Exercise could be the new prescription for Parkinson's Disease, a progressive disorder of the nervous system that affects movement. More than six million people worldwide suffer from Parkinsons and they're traditionally treated with medication and surgery. Shelley Schlender has more.
Video

Video Brussels Shaken as New Greek Leader Challenges Europe’s Austerity Drive

Greece’s youngest-ever prime minister, 40-year-old Alexis Tsipras, was sworn in Monday after his victorious far-left Syriza party entered a coalition with far right rivals. Tsipras says he will restore dignity to Greece by ending spending cuts. So begins a new chapter for the country at the epicenter of Europe’s economic crisis - a change that has sent tremors across the continent, as Henry Ridgwell reports from London.
Video

Video Obama Urges Closer Economic Ties During Historic India Visit

U.S. President Barack Obama says the United States and India must do better to capitalize on untapped potential in their economic relationship - by removing some of the roadblocks to greater trade and investment. As VOA correspondent Aru Pande reports from New Delhi, Obama spoke after participating in India’s Republic Day celebration.
Video

Video White House Grapples With Yemen Counterterrorism Strategy

Reports say the U.S. has carried out a drone strike on suspected militants in Yemen, the first after President Barack Obama offered reassurances the U.S. is continuing its counterterrorism operations in the country. The future of those operations has been in question following the collapse last week of Yemen’s government. VOA White House correspondent Luis Ramirez reports.
Video

Video Worldwide Photo Workshops Empower Youth

Last September, 20 young adults from South Sudan took part in a National Geographic Photo Camp.
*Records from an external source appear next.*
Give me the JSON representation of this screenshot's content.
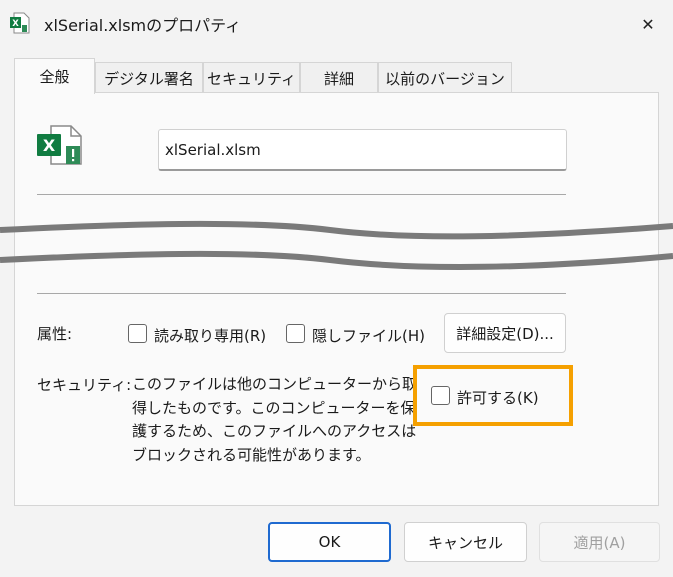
{
  "window": {
    "title": "xlSerial.xlsmのプロパティ",
    "close_glyph": "✕"
  },
  "tabs": [
    {
      "label": "全般"
    },
    {
      "label": "デジタル署名"
    },
    {
      "label": "セキュリティ"
    },
    {
      "label": "詳細"
    },
    {
      "label": "以前のバージョン"
    }
  ],
  "general": {
    "file_name": "xlSerial.xlsm",
    "file_icon": "excel-macro-file-icon",
    "attributes_label": "属性:",
    "readonly_label": "読み取り専用(R)",
    "readonly_checked": false,
    "hidden_label": "隠しファイル(H)",
    "hidden_checked": false,
    "advanced_button": "詳細設定(D)...",
    "security_label": "セキュリティ:",
    "security_message": "このファイルは他のコンピューターから取得したものです。このコンピューターを保護するため、このファイルへのアクセスはブロックされる可能性があります。",
    "unblock_label": "許可する(K)",
    "unblock_checked": false
  },
  "footer": {
    "ok": "OK",
    "cancel": "キャンセル",
    "apply": "適用(A)"
  },
  "colors": {
    "highlight": "#f5a000",
    "excel_green": "#107c41",
    "primary_border": "#1f6ad0"
  }
}
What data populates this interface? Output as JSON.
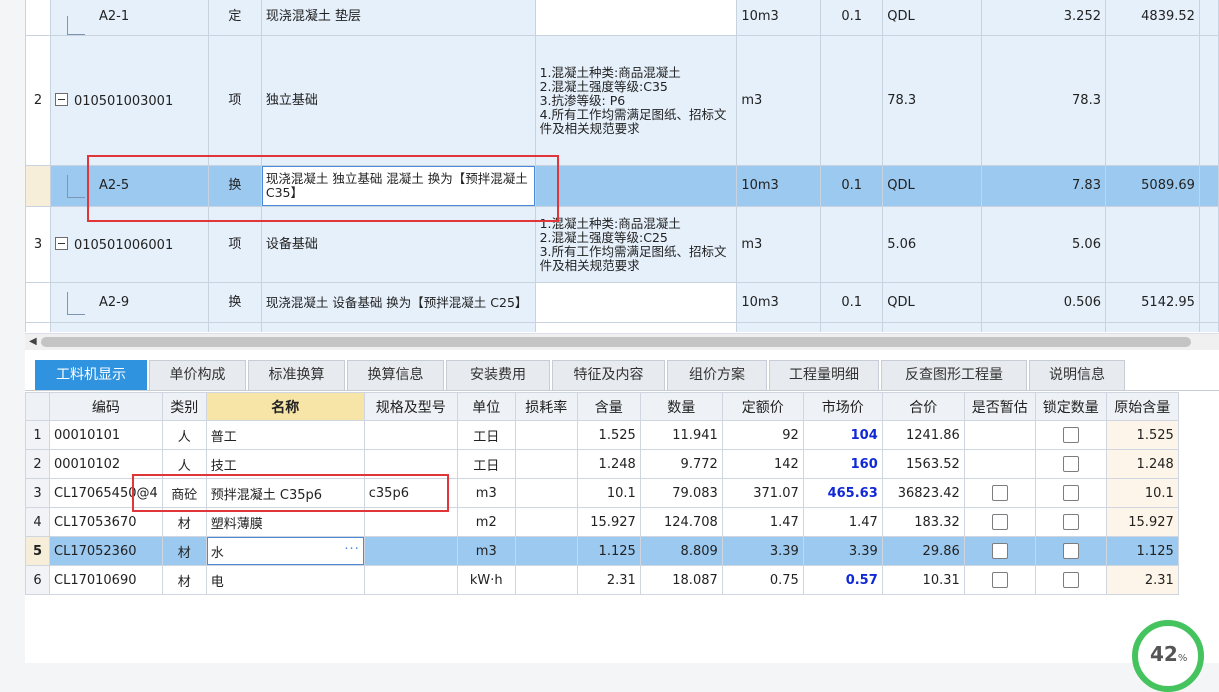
{
  "upper": {
    "rows": [
      {
        "idx": "",
        "code": "A2-1",
        "type": "定",
        "name": "现浇混凝土 垫层",
        "feature": "",
        "unit": "10m3",
        "coef": "0.1",
        "expr": "QDL",
        "qty": "3.252",
        "price": "4839.52"
      },
      {
        "idx": "2",
        "code": "010501003001",
        "type": "项",
        "name": "独立基础",
        "feature": "1.混凝土种类:商品混凝土\n2.混凝土强度等级:C35\n3.抗渗等级: P6\n4.所有工作均需满足图纸、招标文件及相关规范要求",
        "unit": "m3",
        "coef": "",
        "expr": "78.3",
        "qty": "78.3",
        "price": ""
      },
      {
        "idx": "",
        "code": "A2-5",
        "type": "换",
        "name": "现浇混凝土 独立基础 混凝土  换为【预拌混凝土 C35】",
        "feature": "",
        "unit": "10m3",
        "coef": "0.1",
        "expr": "QDL",
        "qty": "7.83",
        "price": "5089.69"
      },
      {
        "idx": "3",
        "code": "010501006001",
        "type": "项",
        "name": "设备基础",
        "feature": "1.混凝土种类:商品混凝土\n2.混凝土强度等级:C25\n3.所有工作均需满足图纸、招标文件及相关规范要求",
        "unit": "m3",
        "coef": "",
        "expr": "5.06",
        "qty": "5.06",
        "price": ""
      },
      {
        "idx": "",
        "code": "A2-9",
        "type": "换",
        "name": "现浇混凝土 设备基础  换为【预拌混凝土 C25】",
        "feature": "",
        "unit": "10m3",
        "coef": "0.1",
        "expr": "QDL",
        "qty": "0.506",
        "price": "5142.95"
      }
    ]
  },
  "tabs": [
    "工料机显示",
    "单价构成",
    "标准换算",
    "换算信息",
    "安装费用",
    "特征及内容",
    "组价方案",
    "工程量明细",
    "反查图形工程量",
    "说明信息"
  ],
  "lower": {
    "headers": [
      "编码",
      "类别",
      "名称",
      "规格及型号",
      "单位",
      "损耗率",
      "含量",
      "数量",
      "定额价",
      "市场价",
      "合价",
      "是否暂估",
      "锁定数量",
      "原始含量"
    ],
    "rows": [
      {
        "idx": "1",
        "code": "00010101",
        "cat": "人",
        "name": "普工",
        "spec": "",
        "unit": "工日",
        "loss": "",
        "content": "1.525",
        "qty": "11.941",
        "base": "92",
        "market": "104",
        "total": "1241.86",
        "orig": "1.525"
      },
      {
        "idx": "2",
        "code": "00010102",
        "cat": "人",
        "name": "技工",
        "spec": "",
        "unit": "工日",
        "loss": "",
        "content": "1.248",
        "qty": "9.772",
        "base": "142",
        "market": "160",
        "total": "1563.52",
        "orig": "1.248"
      },
      {
        "idx": "3",
        "code": "CL17065450@4",
        "cat": "商砼",
        "name": "预拌混凝土 C35p6",
        "spec": "c35p6",
        "unit": "m3",
        "loss": "",
        "content": "10.1",
        "qty": "79.083",
        "base": "371.07",
        "market": "465.63",
        "total": "36823.42",
        "orig": "10.1"
      },
      {
        "idx": "4",
        "code": "CL17053670",
        "cat": "材",
        "name": "塑料薄膜",
        "spec": "",
        "unit": "m2",
        "loss": "",
        "content": "15.927",
        "qty": "124.708",
        "base": "1.47",
        "market": "1.47",
        "total": "183.32",
        "orig": "15.927"
      },
      {
        "idx": "5",
        "code": "CL17052360",
        "cat": "材",
        "name": "水",
        "spec": "",
        "unit": "m3",
        "loss": "",
        "content": "1.125",
        "qty": "8.809",
        "base": "3.39",
        "market": "3.39",
        "total": "29.86",
        "orig": "1.125"
      },
      {
        "idx": "6",
        "code": "CL17010690",
        "cat": "材",
        "name": "电",
        "spec": "",
        "unit": "kW·h",
        "loss": "",
        "content": "2.31",
        "qty": "18.087",
        "base": "0.75",
        "market": "0.57",
        "total": "10.31",
        "orig": "2.31"
      }
    ],
    "more_label": "···"
  },
  "gauge": {
    "value": "42",
    "unit": "%"
  },
  "colors": {
    "accent": "#2f93e0",
    "selected": "#9cc9ef",
    "highlight": "#e0363a",
    "market_blue": "#1028d6"
  }
}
They are among hundreds of students from around the world who have learned how to use a camera to tell the stories of the people in their communities through the powerful medium of photography. Three camp participants talked about their experiences recently on a visit to Washington. VOA’s Julie Taboh reports.
Video

Video US, Japan Offer Lessons as Eurozone Launches Huge Stimulus

The Euro currency has fallen sharply after the European Central Bank announced a bigger-than-expected $67 billion-a-month quantitative easing program Thursday - commonly seen as a form of printing new money. Henry Ridgwell reports for VOA from London on whether the move might rescue the eurozone economy -- and what lessons have been learned from similar programs around the world.
Video

Video Oil Price Drop Troubles Texas Producers

As oil prices have fallen over the past several months, drilling operations have slowed in some parts of the United States - including Texas, the state that surpasses all others in energy production. The Lone Star State’s energy output has been boosted in recent years by development of resources trapped deep below ground in the Eagle Ford shale deposit, which stretches across south central Texas. As VOA’s Greg Flakus reports from Karnes City, Texas, the drop in oil prices has created concerns,
Video

Video Nigerian Elections Pose Concern of Potential Conflict in 'Middle Belt'

Nigeria’s north-central state of Kaduna has long been the site of fighting between Muslims and Christians as well as between people of different ethnic groups. As the February elections approach, community and religious leaders are making plans they hope will keep the streets calm after results are announced. Chris Stein reports from the state capital, Kaduna.
Video

Video As Viewership Drops, Obama Puts His Message on YouTube

Ratings reports show President Obama’s State of the Union address this week drew the lowest number of viewers for this annual speech in 15 years. White House officials anticipated this, and the president has decided to take a non-traditional approach to getting his message out. VOA White House correspondent Luis Ramirez reports.

Circumventing Censorship

An Internet Primer for Healthy Web Habits

As surveillance and censoring technologies advance, so, too, do new tools for your computer or mobile device that help protect your privacy and break through Internet censorship.
More

All About America

AppleAndroid